(Not bound to a specific type or size of school.). Yates consults regularly on a variety of federally funded projects in health, alcohol and drug addiction, media-based substance abuse prevention, mental health services for children and families, and multi-site studies of the costs, benefits, cost-effectiveness, and cost-benefit of adding consumer-operated services to traditional mental health.

Prevention Research: Deterring Drug Abuse Among Children and Adolescents, ed. by Catherine S. Bell and Robert Battjes (PDF at NIH) Filed under: Smoking -- United States -- Prevention Reducing Tobacco Use: A Report of the Surgeon General (), by United States Department of Health and Human Services (PDF files at ).

In the mids, the field of prevention of public health problems such as drug abuse, delinquency, conduct disorder, antisocial behaviors, and violence reached a watershed of research knowledge that brought authenticity to the concept of preven.

Objective To determine the cost-effectiveness of a school-based tobacco-use prevention program.
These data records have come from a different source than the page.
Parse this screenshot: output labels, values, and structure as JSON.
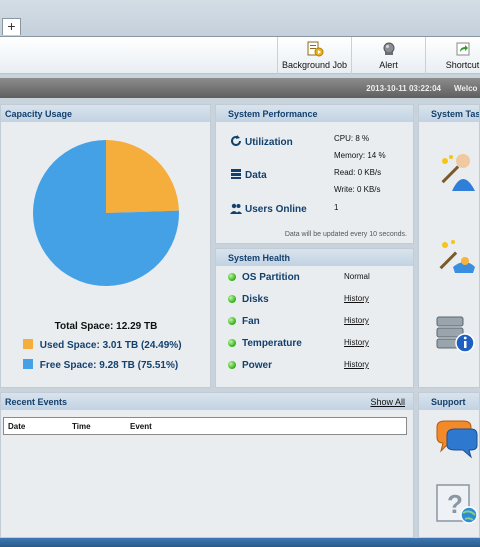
{
  "tabs": {
    "add_label": "+"
  },
  "toolbar": {
    "buttons": [
      {
        "label": "Background Job",
        "icon": "background-job-icon"
      },
      {
        "label": "Alert",
        "icon": "alert-bell-icon"
      },
      {
        "label": "Shortcut",
        "icon": "shortcut-icon"
      }
    ]
  },
  "status_bar": {
    "datetime": "2013-10-11 03:22:04",
    "welcome": "Welco"
  },
  "capacity": {
    "title": "Capacity Usage",
    "total_label": "Total Space:",
    "total_value": "12.29 TB",
    "used_label": "Used Space:",
    "used_value": "3.01 TB (24.49%)",
    "free_label": "Free Space:",
    "free_value": "9.28 TB (75.51%)",
    "used_percent": 24.49,
    "free_percent": 75.51,
    "colors": {
      "used": "#f5ad3b",
      "free": "#45a1e6"
    }
  },
  "chart_data": {
    "type": "pie",
    "categories": [
      "Used Space",
      "Free Space"
    ],
    "values": [
      24.49,
      75.51
    ],
    "title": "",
    "colors": [
      "#f5ad3b",
      "#45a1e6"
    ]
  },
  "performance": {
    "title": "System Performance",
    "utilization_label": "Utilization",
    "cpu": "CPU: 8 %",
    "memory": "Memory: 14 %",
    "data_label": "Data",
    "read": "Read: 0 KB/s",
    "write": "Write: 0 KB/s",
    "users_label": "Users Online",
    "users_count": "1",
    "note": "Data will be updated every 10 seconds."
  },
  "health": {
    "title": "System Health",
    "rows": [
      {
        "label": "OS Partition",
        "value": "Normal"
      },
      {
        "label": "Disks",
        "value": "History"
      },
      {
        "label": "Fan",
        "value": "History"
      },
      {
        "label": "Temperature",
        "value": "History"
      },
      {
        "label": "Power",
        "value": "History"
      }
    ]
  },
  "tasks": {
    "title": "System Task"
  },
  "events": {
    "title": "Recent Events",
    "show_all": "Show All",
    "columns": [
      "Date",
      "Time",
      "Event"
    ]
  },
  "support": {
    "title": "Support"
  }
}
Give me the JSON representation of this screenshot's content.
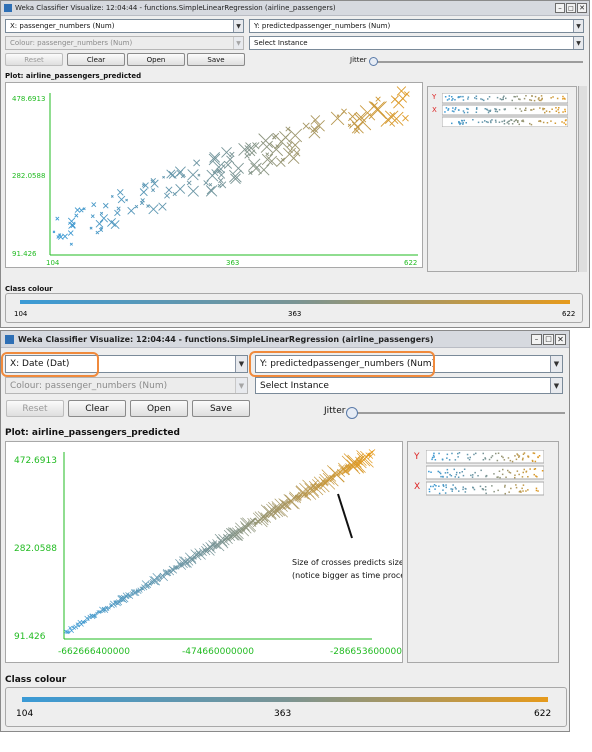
{
  "top_window": {
    "title": "Weka Classifier Visualize: 12:04:44 - functions.SimpleLinearRegression (airline_passengers)",
    "x_axis": "X: passenger_numbers (Num)",
    "y_axis": "Y: predictedpassenger_numbers (Num)",
    "colour": "Colour: passenger_numbers (Num)",
    "select_instance": "Select Instance",
    "buttons": {
      "reset": "Reset",
      "clear": "Clear",
      "open": "Open",
      "save": "Save"
    },
    "jitter": "Jitter",
    "plot_title": "Plot: airline_passengers_predicted",
    "y_ticks": [
      "478.6913",
      "282.0588",
      "91.426"
    ],
    "x_ticks": [
      "104",
      "363",
      "622"
    ],
    "legend_letters": [
      "Y",
      "X"
    ],
    "class_colour": "Class colour",
    "class_ticks": [
      "104",
      "363",
      "622"
    ]
  },
  "bottom_window": {
    "title": "Weka Classifier Visualize: 12:04:44 - functions.SimpleLinearRegression (airline_passengers)",
    "x_axis": "X: Date (Dat)",
    "y_axis": "Y: predictedpassenger_numbers (Num)",
    "colour": "Colour: passenger_numbers (Num)",
    "select_instance": "Select Instance",
    "buttons": {
      "reset": "Reset",
      "clear": "Clear",
      "open": "Open",
      "save": "Save"
    },
    "jitter": "Jitter",
    "plot_title": "Plot: airline_passengers_predicted",
    "y_ticks": [
      "472.6913",
      "282.0588",
      "91.426"
    ],
    "x_ticks": [
      "-662666400000",
      "-474660000000",
      "-286653600000"
    ],
    "legend_letters": [
      "Y",
      "X"
    ],
    "class_colour": "Class colour",
    "class_ticks": [
      "104",
      "363",
      "622"
    ],
    "annotation_lines": [
      "Size of crosses predicts size of error",
      "(notice bigger as time proceeds"
    ]
  },
  "colors": {
    "axis_green": "#22bb22",
    "low": "#3a9ad6",
    "mid": "#7a9494",
    "high": "#e69a1c",
    "annotation_orange": "#f08a3c"
  },
  "icons": {
    "minimize": "minimize-icon",
    "maximize": "maximize-icon",
    "close": "close-icon",
    "dropdown": "chevron-down-icon",
    "app": "weka-app-icon"
  }
}
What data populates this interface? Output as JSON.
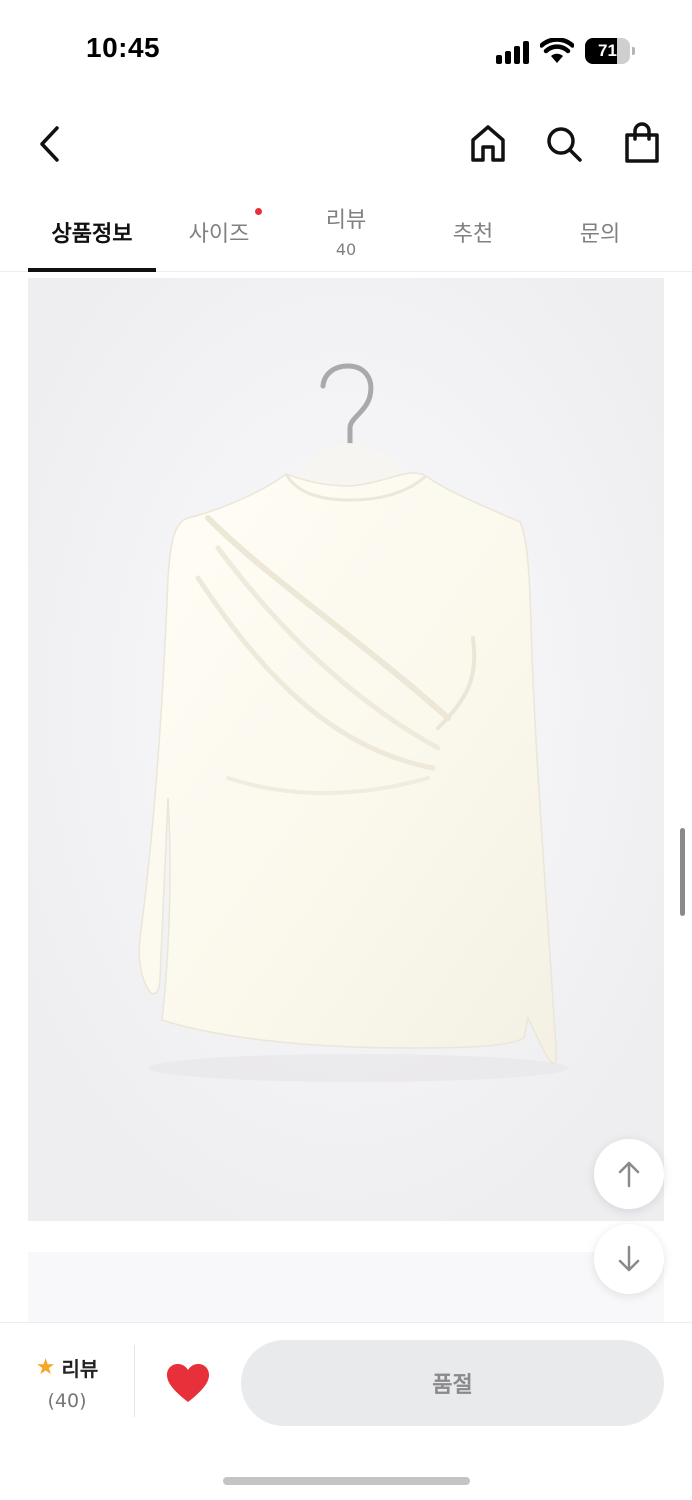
{
  "status_bar": {
    "time": "10:45",
    "battery": "71",
    "battery_level": 0.71
  },
  "nav": {
    "back_icon": "chevron-left-icon",
    "home_icon": "home-icon",
    "search_icon": "search-icon",
    "cart_icon": "shopping-bag-icon"
  },
  "tabs": [
    {
      "label": "상품정보",
      "active": true
    },
    {
      "label": "사이즈",
      "has_dot": true
    },
    {
      "label": "리뷰",
      "count": "40"
    },
    {
      "label": "추천"
    },
    {
      "label": "문의"
    }
  ],
  "product_image": {
    "description_icon": "product-photo",
    "bg_color": "#eeedf0"
  },
  "float_buttons": {
    "up_icon": "arrow-up-icon",
    "down_icon": "arrow-down-icon"
  },
  "bottom_bar": {
    "review_label": "리뷰",
    "review_count": "(40)",
    "heart_icon": "heart-icon",
    "soldout_label": "품절"
  },
  "colors": {
    "accent_red": "#e8303a",
    "star": "#f6a623",
    "tab_dot": "#e8303a"
  }
}
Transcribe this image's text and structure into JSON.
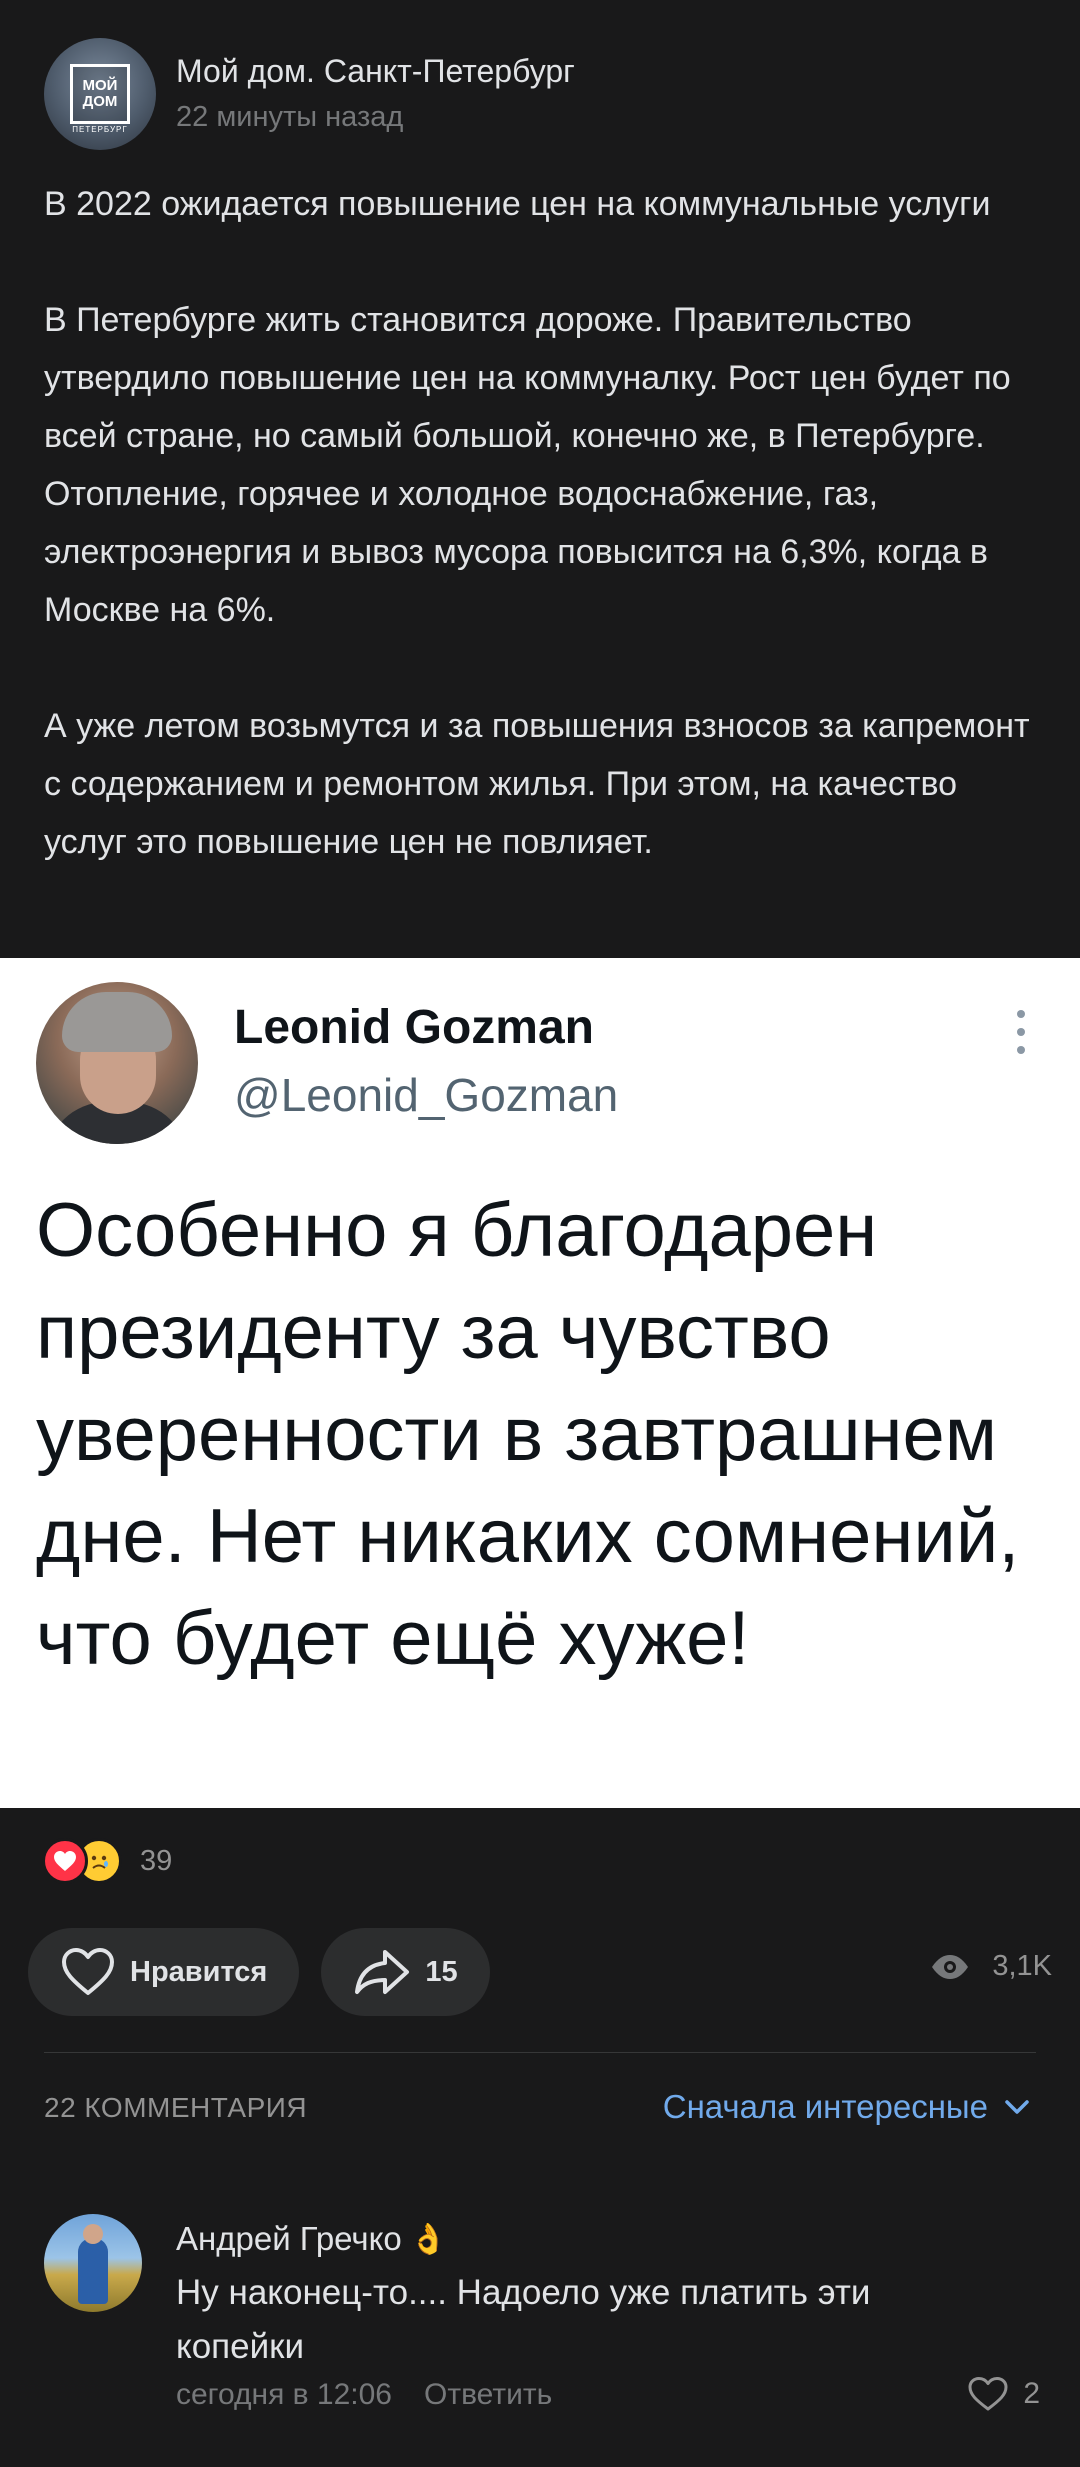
{
  "post": {
    "group_name": "Мой дом. Санкт-Петербург",
    "time": "22 минуты назад",
    "avatar_logo_line1": "МОЙ",
    "avatar_logo_line2": "ДОМ",
    "avatar_logo_sub": "ПЕТЕРБУРГ",
    "paragraphs": [
      "В 2022 ожидается повышение цен на коммунальные услуги",
      "В Петербурге жить становится дороже. Правительство утвердило повышение цен на коммуналку. Рост цен будет по всей стране, но самый большой, конечно же, в Петербурге. Отопление, горячее и холодное водоснабжение, газ, электроэнергия и вывоз мусора повысится на 6,3%, когда в Москве на 6%.",
      "А уже летом возьмутся и за повышения взносов за капремонт с содержанием и ремонтом жилья. При этом, на качество услуг это повышение цен не повлияет."
    ]
  },
  "tweet": {
    "name": "Leonid Gozman",
    "handle": "@Leonid_Gozman",
    "text": "Особенно я благодарен президенту за чувство уверенности в завтрашнем дне. Нет никаких сомнений, что будет ещё хуже!"
  },
  "reactions": {
    "count": "39"
  },
  "actions": {
    "like_label": "Нравится",
    "share_count": "15",
    "views": "3,1K"
  },
  "comments": {
    "count_label": "22 КОММЕНТАРИЯ",
    "sort_label": "Сначала интересные",
    "items": [
      {
        "author": "Андрей Гречко",
        "author_emoji": "👌",
        "text": "Ну наконец-то.... Надоело уже платить эти копейки",
        "time": "сегодня в 12:06",
        "reply_label": "Ответить",
        "likes": "2"
      }
    ]
  },
  "colors": {
    "background": "#19191a",
    "accent": "#71aaeb",
    "text": "#e1e3e6",
    "secondary": "#76787a"
  }
}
Design Using data from the previously reported 2-year efficacy study of the Project Toward No Tobacco Use (TNT), we conducted a decision analysis to determine the cost-effectiveness of TNT.

The benefits measured were life years (LYs) saved, quality-adjusted life Cited by: Cost-effectiveness analyses (or CEAs) in health describe interventions in terms of their cost per unit of health gain that they provide.

Deaths averted provides a measure of health gain but CEAs typically use measures that take account of both years and quality of life gained. Cost and effects are typically measured from the perspective of society as a whole but other perspectives are.

His manual for measuring, reporting, and improving cost, cost-effectiveness, and cost-benefit, was published in by the National Institute on Drug Abuse. Yates works regularly on a variety of federally funded projects in health, alcohol and drug addiction, media-based substance abuse prevention, mental health services for children and Occupation: Professor.

The NIH solicits applications to conduct research related to: (1) financing of prevention and treatment services associated with either drug or alcohol abuse, including health insurance and/or payment mechanisms; (2) alternative delivery systems and managed care; (3) cost-benefit, cost-effectiveness, or cost-utility analyses; (4) services costs.

Effectiveness of school-based drug prevention programs: a meta-analysis of the research. Journal of Primary Prevention ;18(1)– U.S.

Department of Health and Human Services. Consumption of licit and illicit substances has increased all over the world and the age of initiation of abuse is progressively falling.

The common drugs of abuse amongst children and adolescents in India are tobacco and alcohol. Use of illicit drugs like cannabis and heroin have also been reported. A high prevalence of drug use and even intravenous use among Cited by: 1.

Research Objectives Purpose. The purpose of this Funding Opportunity Announcement (FOA) issued by the National Institute on Drug Abuse (NIDA) and the National Institute on Alcohol Abuse and Alcoholism (NIAAA), National Institutes of Health (NIH), is to seek research on the economics of prevention and treatment services associated with drug and alcohol abuse.

Click here for: Meta-Analysis of Drug Abuse Prevention Programs (RM ) () NCADI # M GPO # $ NTIS PB# $ Informs the drug abuse prevention research and practitioner community on recent advances in research integration methods and scientific findings about prevention programs.